Stored data entries
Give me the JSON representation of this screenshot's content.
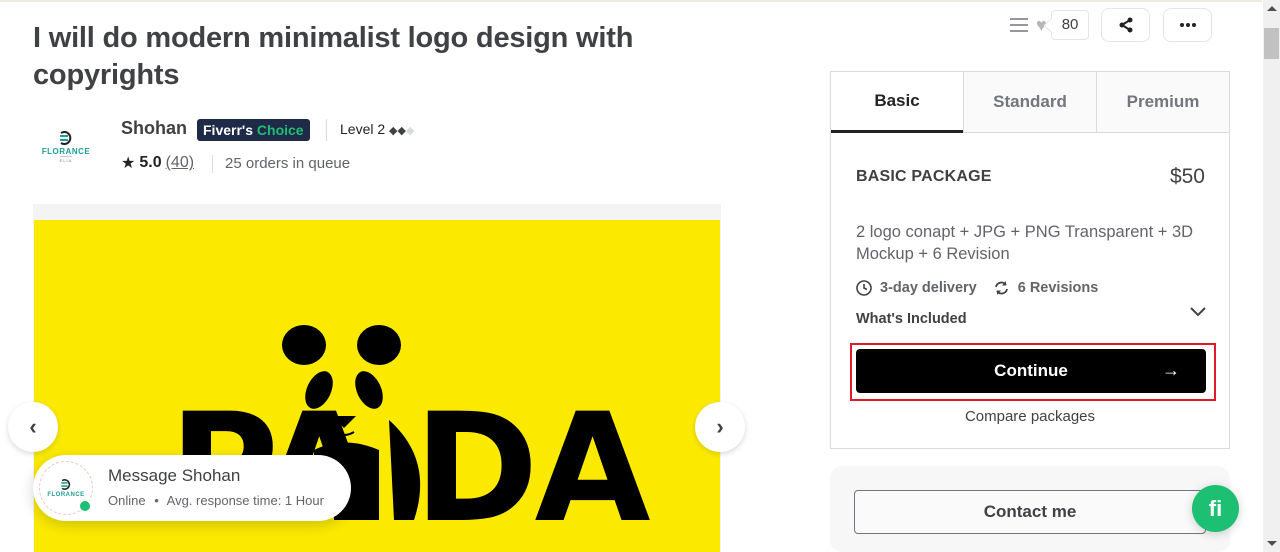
{
  "gig": {
    "title": "I will do modern minimalist logo design with copyrights"
  },
  "seller": {
    "name": "Shohan",
    "logo_text": "FLORANCE",
    "logo_subtext": "ELIA",
    "badge_prefix": "Fiverr's",
    "badge_suffix": "Choice",
    "level": "Level 2",
    "level_diamonds_filled": 2,
    "level_diamonds_total": 3,
    "rating": "5.0",
    "review_count": "(40)",
    "queue": "25 orders in queue"
  },
  "top_actions": {
    "like_count": "80",
    "collect_icon": "list-icon",
    "heart_icon": "heart-icon",
    "share_icon": "share-icon",
    "more_icon": "more-dots-icon"
  },
  "gallery": {
    "image_text": "PANDA",
    "prev_icon": "chevron-left-icon",
    "next_icon": "chevron-right-icon"
  },
  "message_card": {
    "title": "Message Shohan",
    "status": "Online",
    "separator": "•",
    "response": "Avg. response time: 1 Hour"
  },
  "package": {
    "tabs": [
      {
        "label": "Basic",
        "active": true
      },
      {
        "label": "Standard",
        "active": false
      },
      {
        "label": "Premium",
        "active": false
      }
    ],
    "name": "BASIC PACKAGE",
    "price": "$50",
    "description": "2 logo conapt + JPG + PNG Transparent + 3D Mockup + 6 Revision",
    "delivery": "3-day delivery",
    "revisions": "6 Revisions",
    "included_label": "What's Included",
    "continue_label": "Continue",
    "continue_arrow": "→",
    "compare_label": "Compare packages"
  },
  "contact": {
    "label": "Contact me",
    "chat_badge": "fi"
  },
  "colors": {
    "brand_green": "#1dbf73",
    "badge_navy": "#1e2a48",
    "gallery_yellow": "#fbea00",
    "highlight_red": "#e2192b"
  }
}
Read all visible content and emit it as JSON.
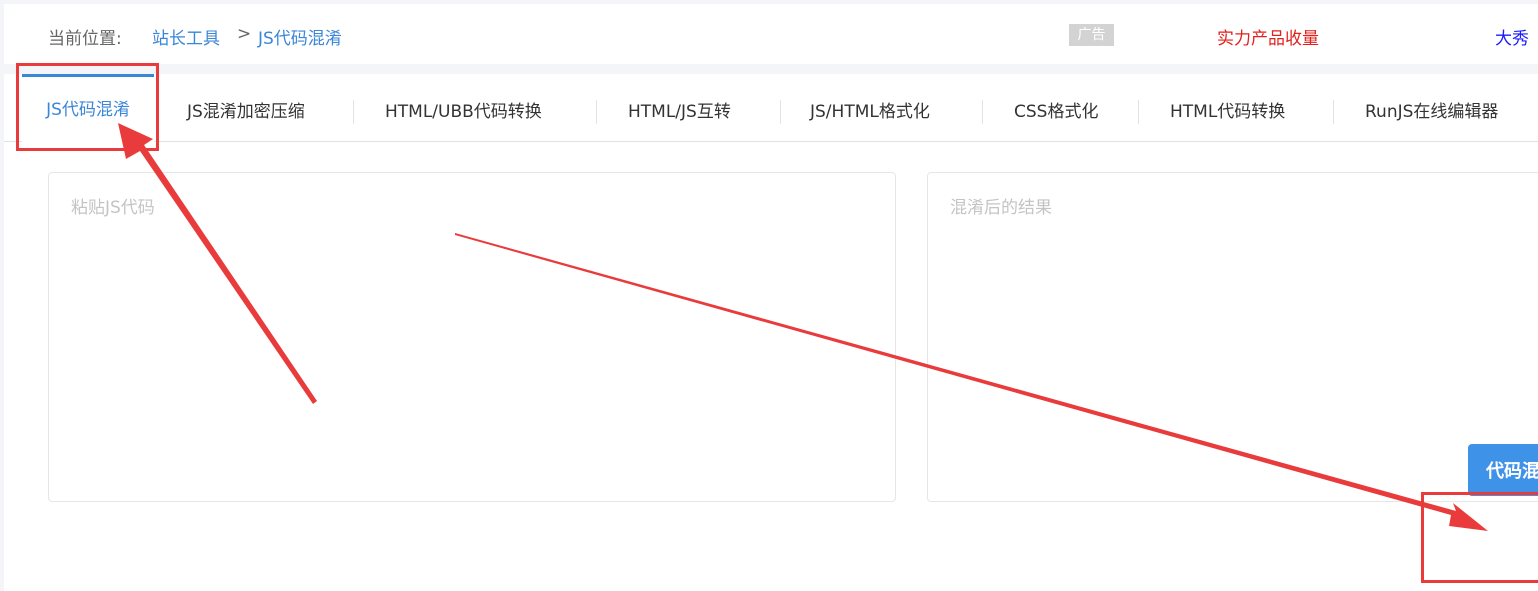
{
  "breadcrumb": {
    "label": "当前位置:",
    "root": "站长工具",
    "separator": ">",
    "current": "JS代码混淆"
  },
  "ad_badge": "广告",
  "promo_links": [
    {
      "text": "实力产品收量",
      "color": "#e2211c"
    },
    {
      "text": "大秀",
      "color": "#1a1aff"
    }
  ],
  "tabs": [
    {
      "label": "JS代码混淆",
      "active": true
    },
    {
      "label": "JS混淆加密压缩",
      "active": false
    },
    {
      "label": "HTML/UBB代码转换",
      "active": false
    },
    {
      "label": "HTML/JS互转",
      "active": false
    },
    {
      "label": "JS/HTML格式化",
      "active": false
    },
    {
      "label": "CSS格式化",
      "active": false
    },
    {
      "label": "HTML代码转换",
      "active": false
    },
    {
      "label": "RunJS在线编辑器",
      "active": false
    }
  ],
  "input_area": {
    "placeholder": "粘贴JS代码",
    "value": ""
  },
  "output_area": {
    "placeholder": "混淆后的结果",
    "value": ""
  },
  "action_button": {
    "label": "代码混淆"
  },
  "colors": {
    "accent": "#3a86d9",
    "button": "#3e92e8",
    "annotation_red": "#e93b3b"
  }
}
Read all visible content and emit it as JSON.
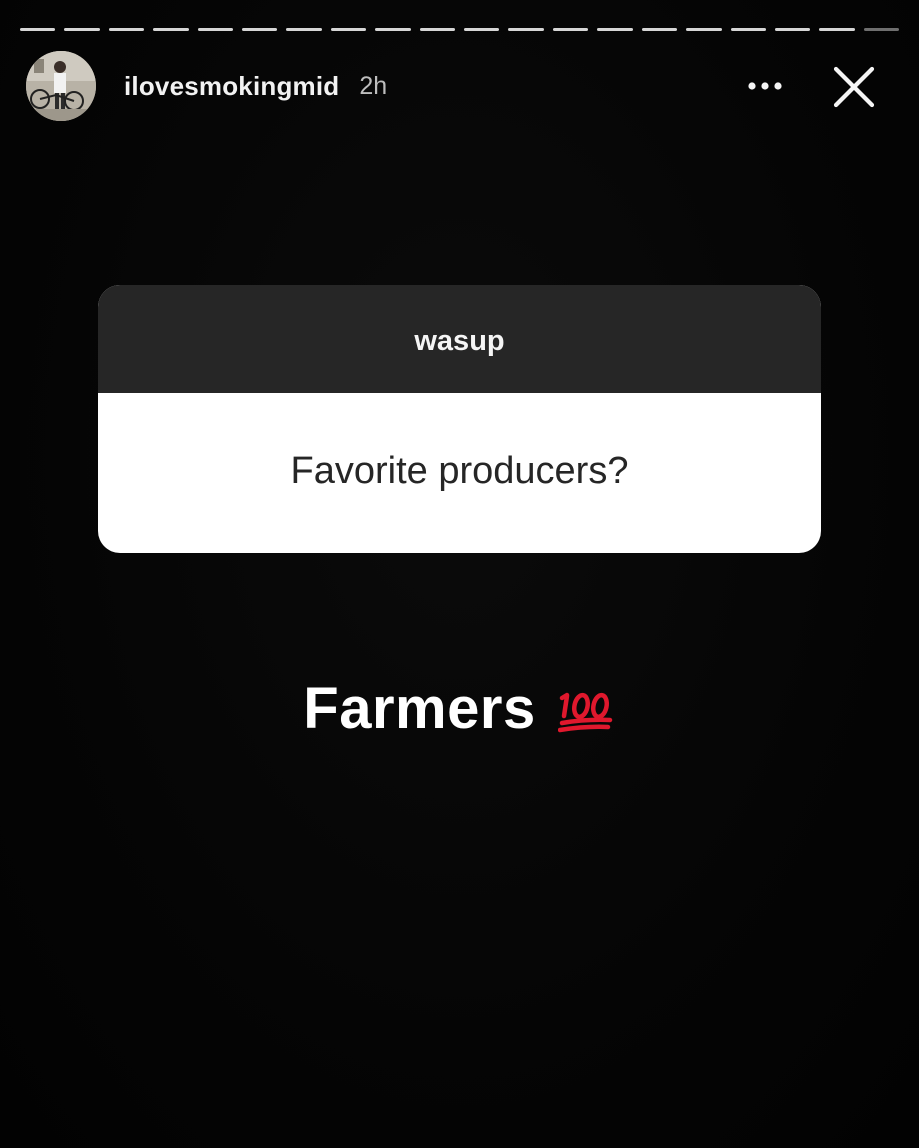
{
  "progress": {
    "segments": 20,
    "viewed": 19
  },
  "header": {
    "username": "ilovesmokingmid",
    "time": "2h",
    "icons": {
      "avatar": "avatar",
      "more": "more-horizontal-icon",
      "close": "close-icon"
    }
  },
  "question_sticker": {
    "prompt": "wasup",
    "question": "Favorite producers?",
    "colors": {
      "header_bg": "#262626",
      "body_bg": "#ffffff",
      "text_dark": "#262626"
    }
  },
  "answer": {
    "text": "Farmers",
    "emoji": "💯",
    "emoji_icon": "hundred-points-icon"
  },
  "colors": {
    "background": "#000000",
    "emoji_red": "#e0182d"
  }
}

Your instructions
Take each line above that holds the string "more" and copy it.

Solution for this exercise
    "more_icon": "more-dots-icon"
      "more": "more-horizontal-icon",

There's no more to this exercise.